Beliefs of this non-rigorous but sufficiently true type aren’t ones that we really seek to prove. I don’t think they need proof for daily use, but I believe proving them can lead to fascinating insights. The process of proving them is also fun, because human nature is complex and changes with each insight. Once people know about something, they will change their behavior to acknowledge their learnings. They may not correct their behavior, but they will at least recognize various situations and comment on them according to some proof or research they read about.

I think this category of beliefs should be known as beliefs that don’t need proof but should be proven. It’s dangerous to live with the wrong beliefs, so it’s good to understand which side of the line you lie on.

Then there’s the last category of beliefs which you believe in arbitrarily. Someone told you something and somehow it seemed legitimate enough on first glance that you believe and repeat it to others. I think these ideas largely are sticky ideas, as defined in Made to Stick by Dan and Chip Heath. Most of these ideas are ridiculous, like the organ harvesting story Dan and Chip use to introduce their book with. But sometimes these unfounded beliefs really clog up mental machinery, like when people espouse their beliefs on global warming without understanding anything about the phenomenon. Or when people support racism and sexism and other nontolerant behaviors without questioning.

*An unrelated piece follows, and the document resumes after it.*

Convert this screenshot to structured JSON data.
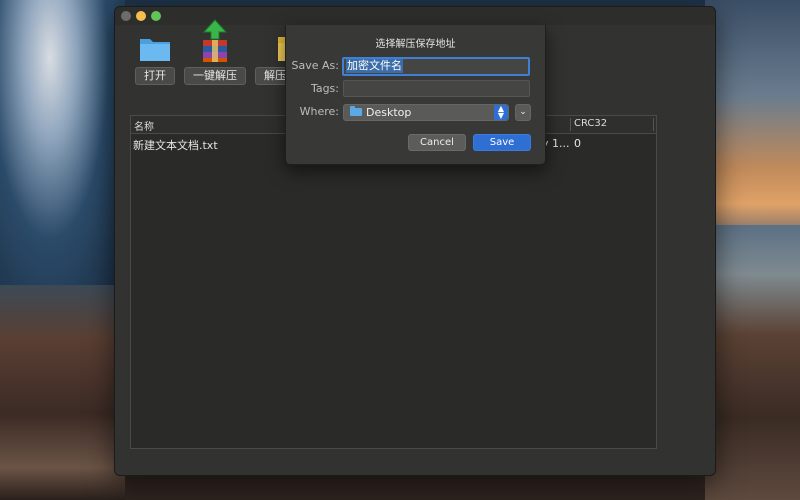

Beliefs of this last type are odd and dangerous enough that I’d say they demand the most rigorous type of proof. These are the beliefs that people cling to the tightest, not for any logical reason (but who said humans are logical), but for emotional reasons. These beliefs have attached to a person’s identity, and to remove or dispel them is like attacking the very core of a person. But proof is designed to be insightful and enlightening, so let’s suffer the pain together and step into a new world of enlightenment.

I think I would revise my statement to acknowledge that some beliefs do not need to be proven. But I would strongly encourage proof, not only because some beliefs are terribly wrong but because it’s fun and useful to prove things. You can believe, but you should also prove.

If you like my thoughts and want to chat with me more, contact me at ipacifics [at] gmail [dot] com.



幾天的日記就到此為止。如果想跟我聯絡,請給我送個電郵:ipacifics [at] gmail [dot] com 很期待大家的信息喔!

今天學了一些新詞: 哂笑 打躬作揖

這些詞大部分都從 白先勇 的 「台北人」學的。